[Interface dataset entries]
Start of Block

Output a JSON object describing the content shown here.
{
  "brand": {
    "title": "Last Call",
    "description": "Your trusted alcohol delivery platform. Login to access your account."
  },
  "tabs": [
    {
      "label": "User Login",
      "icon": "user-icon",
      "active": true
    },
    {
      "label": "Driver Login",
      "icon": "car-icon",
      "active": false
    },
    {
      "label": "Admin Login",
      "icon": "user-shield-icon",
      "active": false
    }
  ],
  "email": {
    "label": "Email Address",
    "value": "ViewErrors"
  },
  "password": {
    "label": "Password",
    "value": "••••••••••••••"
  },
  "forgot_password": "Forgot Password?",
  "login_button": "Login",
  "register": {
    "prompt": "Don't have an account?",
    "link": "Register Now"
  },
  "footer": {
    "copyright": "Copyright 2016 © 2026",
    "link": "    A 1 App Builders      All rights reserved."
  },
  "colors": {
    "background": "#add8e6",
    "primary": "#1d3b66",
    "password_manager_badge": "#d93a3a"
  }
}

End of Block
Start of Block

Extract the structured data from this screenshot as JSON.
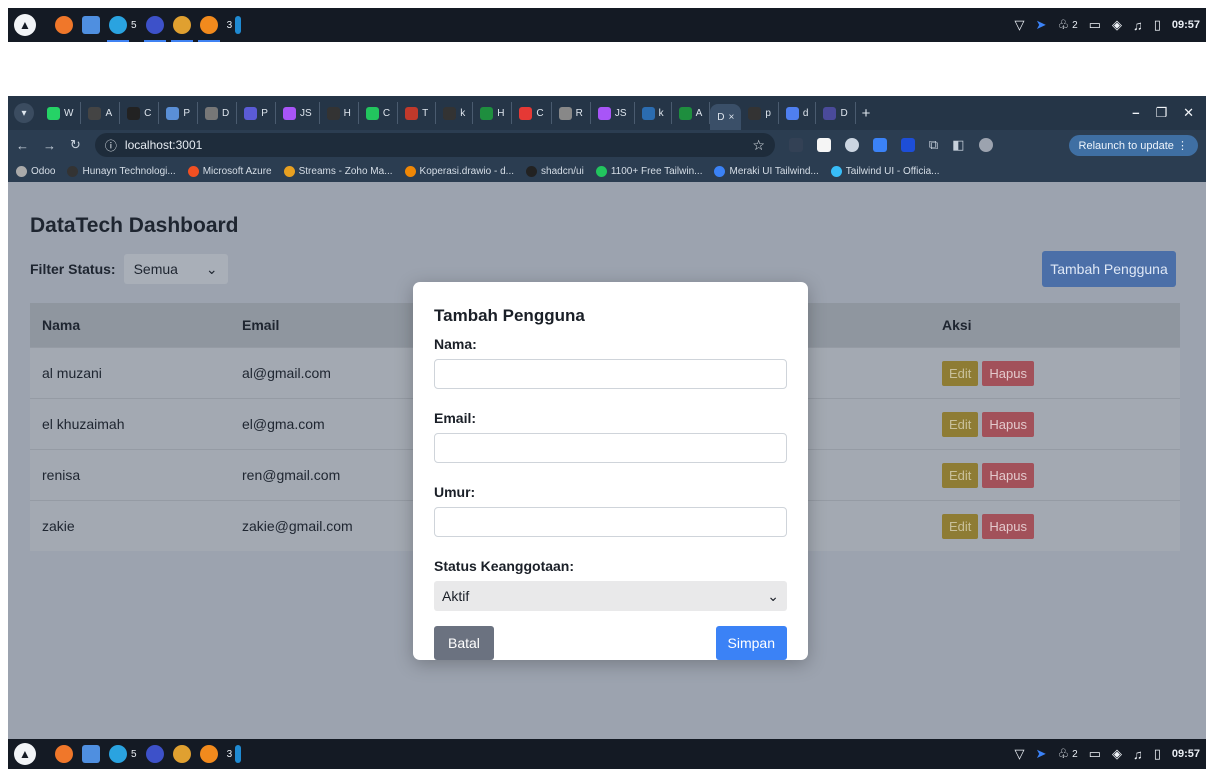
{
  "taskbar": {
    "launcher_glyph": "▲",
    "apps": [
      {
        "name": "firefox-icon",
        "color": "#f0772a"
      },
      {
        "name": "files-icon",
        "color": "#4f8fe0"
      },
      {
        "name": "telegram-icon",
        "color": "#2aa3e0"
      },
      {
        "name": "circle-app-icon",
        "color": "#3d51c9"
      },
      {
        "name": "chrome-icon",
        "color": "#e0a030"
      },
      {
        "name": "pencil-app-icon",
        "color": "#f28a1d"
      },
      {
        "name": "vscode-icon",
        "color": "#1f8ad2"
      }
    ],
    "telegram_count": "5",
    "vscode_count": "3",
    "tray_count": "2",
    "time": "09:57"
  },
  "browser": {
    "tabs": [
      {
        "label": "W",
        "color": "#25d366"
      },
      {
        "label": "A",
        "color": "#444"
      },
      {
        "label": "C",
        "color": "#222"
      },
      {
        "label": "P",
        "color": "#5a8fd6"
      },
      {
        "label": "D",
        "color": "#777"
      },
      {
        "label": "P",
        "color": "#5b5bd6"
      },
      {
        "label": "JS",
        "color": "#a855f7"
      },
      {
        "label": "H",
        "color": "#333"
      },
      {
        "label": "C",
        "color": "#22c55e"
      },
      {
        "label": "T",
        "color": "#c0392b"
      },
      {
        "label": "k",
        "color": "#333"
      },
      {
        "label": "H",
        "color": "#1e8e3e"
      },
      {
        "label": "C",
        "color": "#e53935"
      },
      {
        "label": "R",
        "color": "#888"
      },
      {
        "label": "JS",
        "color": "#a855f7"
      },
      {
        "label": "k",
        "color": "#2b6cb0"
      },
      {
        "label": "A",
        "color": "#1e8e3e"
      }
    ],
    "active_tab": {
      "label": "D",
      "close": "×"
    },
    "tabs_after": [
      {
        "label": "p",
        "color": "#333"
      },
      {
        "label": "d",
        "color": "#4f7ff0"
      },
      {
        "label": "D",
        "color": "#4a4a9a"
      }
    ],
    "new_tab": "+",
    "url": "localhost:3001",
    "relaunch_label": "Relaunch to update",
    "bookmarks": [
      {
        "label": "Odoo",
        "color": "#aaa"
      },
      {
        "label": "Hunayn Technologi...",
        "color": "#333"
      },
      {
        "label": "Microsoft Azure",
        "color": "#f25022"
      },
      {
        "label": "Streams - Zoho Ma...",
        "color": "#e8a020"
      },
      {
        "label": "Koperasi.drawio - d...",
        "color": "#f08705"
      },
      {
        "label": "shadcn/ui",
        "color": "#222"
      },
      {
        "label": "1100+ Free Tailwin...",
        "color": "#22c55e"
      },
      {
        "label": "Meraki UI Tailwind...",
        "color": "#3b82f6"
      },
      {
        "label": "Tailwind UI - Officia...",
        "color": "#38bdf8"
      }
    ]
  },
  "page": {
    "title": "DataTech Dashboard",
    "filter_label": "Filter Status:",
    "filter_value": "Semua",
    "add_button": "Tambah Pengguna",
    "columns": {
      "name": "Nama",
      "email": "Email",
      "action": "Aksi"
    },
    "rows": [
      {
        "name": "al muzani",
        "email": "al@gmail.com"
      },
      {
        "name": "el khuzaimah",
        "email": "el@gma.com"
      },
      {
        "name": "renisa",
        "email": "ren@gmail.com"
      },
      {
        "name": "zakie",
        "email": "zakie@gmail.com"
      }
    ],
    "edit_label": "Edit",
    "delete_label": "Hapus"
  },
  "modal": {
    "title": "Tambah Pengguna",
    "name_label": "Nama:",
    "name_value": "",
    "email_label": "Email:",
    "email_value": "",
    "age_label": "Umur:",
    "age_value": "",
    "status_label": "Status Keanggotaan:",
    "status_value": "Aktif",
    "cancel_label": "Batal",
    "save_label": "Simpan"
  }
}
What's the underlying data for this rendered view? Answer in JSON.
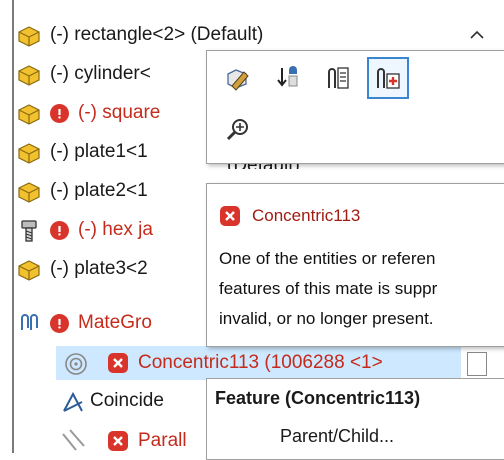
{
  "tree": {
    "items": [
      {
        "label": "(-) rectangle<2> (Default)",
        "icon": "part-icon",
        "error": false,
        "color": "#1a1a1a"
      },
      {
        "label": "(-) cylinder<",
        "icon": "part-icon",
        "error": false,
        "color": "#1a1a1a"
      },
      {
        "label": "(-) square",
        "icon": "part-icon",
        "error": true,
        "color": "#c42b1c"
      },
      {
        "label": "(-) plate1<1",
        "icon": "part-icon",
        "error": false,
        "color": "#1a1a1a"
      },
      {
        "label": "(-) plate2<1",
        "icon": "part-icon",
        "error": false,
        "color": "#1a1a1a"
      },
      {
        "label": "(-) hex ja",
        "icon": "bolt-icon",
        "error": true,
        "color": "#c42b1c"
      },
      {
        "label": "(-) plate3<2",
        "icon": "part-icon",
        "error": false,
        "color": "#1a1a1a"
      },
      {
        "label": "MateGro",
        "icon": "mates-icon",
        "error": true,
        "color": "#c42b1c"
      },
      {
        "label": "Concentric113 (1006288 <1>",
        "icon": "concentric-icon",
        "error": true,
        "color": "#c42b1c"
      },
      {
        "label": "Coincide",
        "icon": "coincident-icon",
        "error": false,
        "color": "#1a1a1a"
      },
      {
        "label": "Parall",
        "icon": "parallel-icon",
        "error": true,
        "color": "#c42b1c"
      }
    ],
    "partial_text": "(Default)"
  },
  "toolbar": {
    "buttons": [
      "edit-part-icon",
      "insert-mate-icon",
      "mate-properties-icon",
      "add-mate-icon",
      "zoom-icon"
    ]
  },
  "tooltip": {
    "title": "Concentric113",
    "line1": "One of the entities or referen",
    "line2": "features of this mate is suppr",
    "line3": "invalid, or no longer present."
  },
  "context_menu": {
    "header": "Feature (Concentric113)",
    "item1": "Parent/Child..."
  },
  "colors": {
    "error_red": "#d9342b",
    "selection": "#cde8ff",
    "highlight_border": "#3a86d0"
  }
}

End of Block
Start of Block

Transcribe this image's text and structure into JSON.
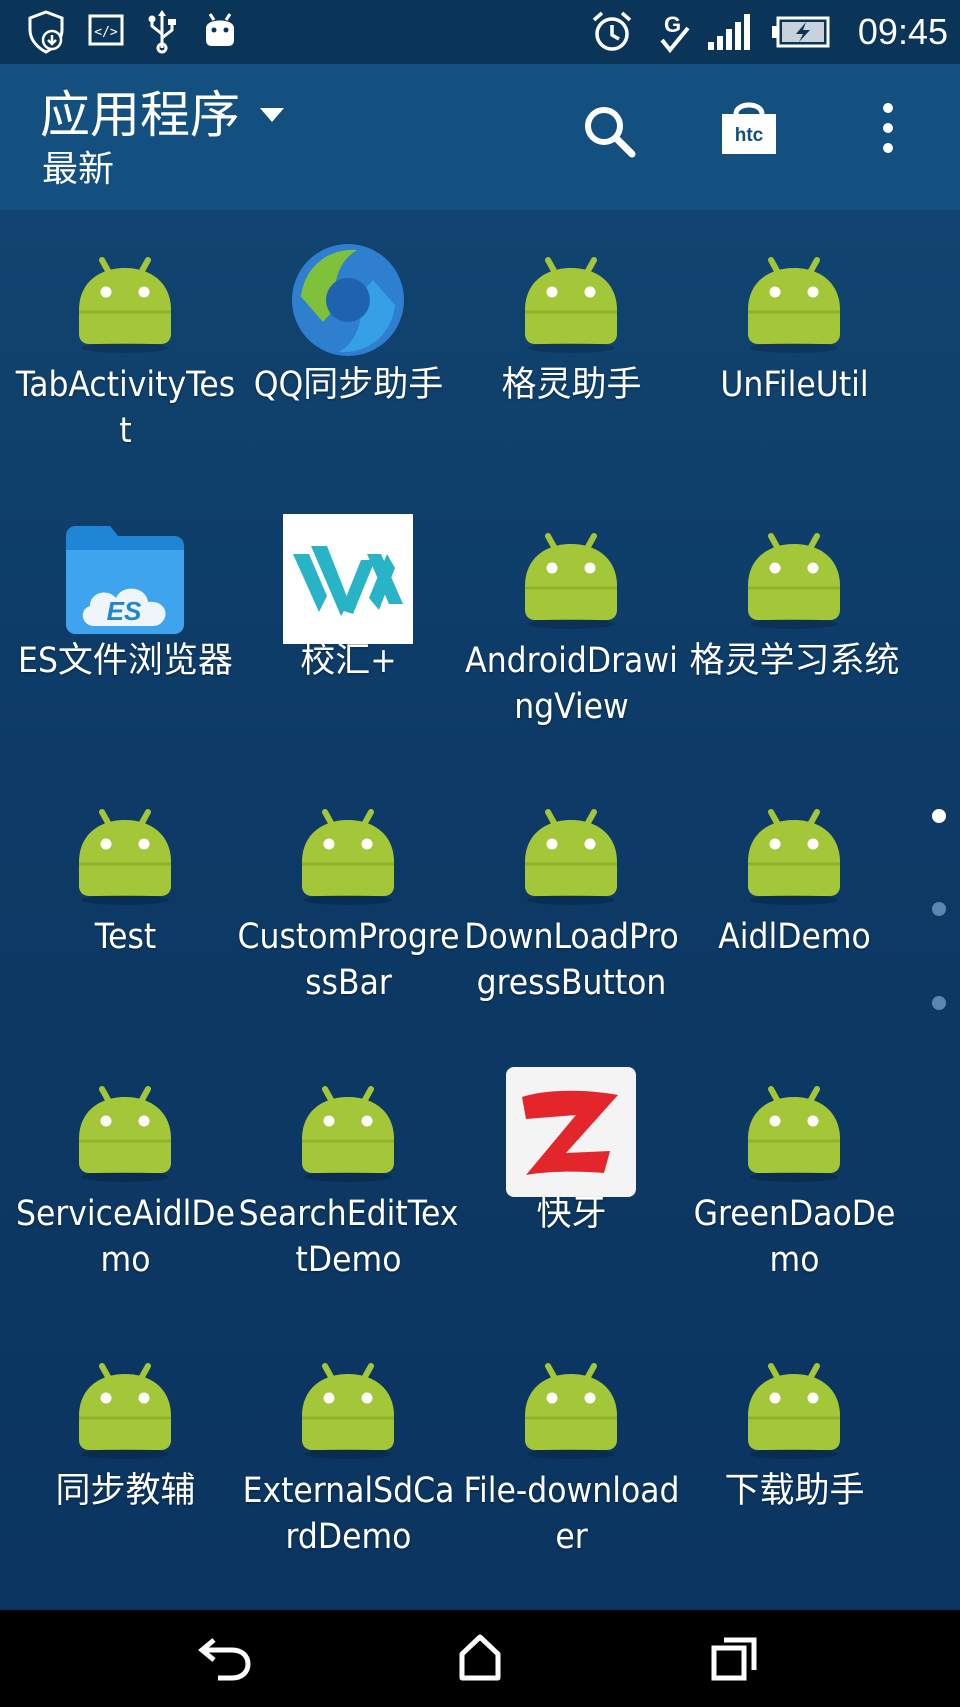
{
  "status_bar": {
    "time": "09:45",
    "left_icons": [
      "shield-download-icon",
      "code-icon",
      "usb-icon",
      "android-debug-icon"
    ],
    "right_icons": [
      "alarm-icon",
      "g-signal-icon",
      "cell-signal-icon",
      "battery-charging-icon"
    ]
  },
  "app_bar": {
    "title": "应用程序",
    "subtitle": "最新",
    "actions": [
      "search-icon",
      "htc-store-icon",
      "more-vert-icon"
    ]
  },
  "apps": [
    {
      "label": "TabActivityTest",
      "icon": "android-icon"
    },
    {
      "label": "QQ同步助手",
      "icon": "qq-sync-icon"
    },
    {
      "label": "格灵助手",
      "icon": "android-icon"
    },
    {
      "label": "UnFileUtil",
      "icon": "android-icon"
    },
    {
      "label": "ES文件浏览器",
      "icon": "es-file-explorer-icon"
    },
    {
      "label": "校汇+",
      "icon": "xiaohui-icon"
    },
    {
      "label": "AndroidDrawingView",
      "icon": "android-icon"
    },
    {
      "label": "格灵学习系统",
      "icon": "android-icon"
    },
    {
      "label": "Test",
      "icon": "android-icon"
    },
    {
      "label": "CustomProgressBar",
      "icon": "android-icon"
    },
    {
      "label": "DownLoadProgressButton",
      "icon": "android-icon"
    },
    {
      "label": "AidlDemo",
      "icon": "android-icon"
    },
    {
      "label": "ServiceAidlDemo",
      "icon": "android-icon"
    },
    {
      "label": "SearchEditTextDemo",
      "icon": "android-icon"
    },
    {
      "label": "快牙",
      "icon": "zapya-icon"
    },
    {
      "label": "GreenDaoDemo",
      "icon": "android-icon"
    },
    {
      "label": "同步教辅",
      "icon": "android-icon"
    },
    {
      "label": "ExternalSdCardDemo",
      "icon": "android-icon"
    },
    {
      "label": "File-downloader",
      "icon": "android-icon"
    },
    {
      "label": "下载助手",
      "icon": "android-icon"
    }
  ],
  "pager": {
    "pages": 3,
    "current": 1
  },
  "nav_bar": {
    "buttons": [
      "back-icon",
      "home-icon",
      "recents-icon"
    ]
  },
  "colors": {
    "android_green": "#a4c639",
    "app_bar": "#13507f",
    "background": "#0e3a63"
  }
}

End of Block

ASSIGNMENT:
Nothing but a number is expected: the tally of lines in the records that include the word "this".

COMPLETED TASK:
4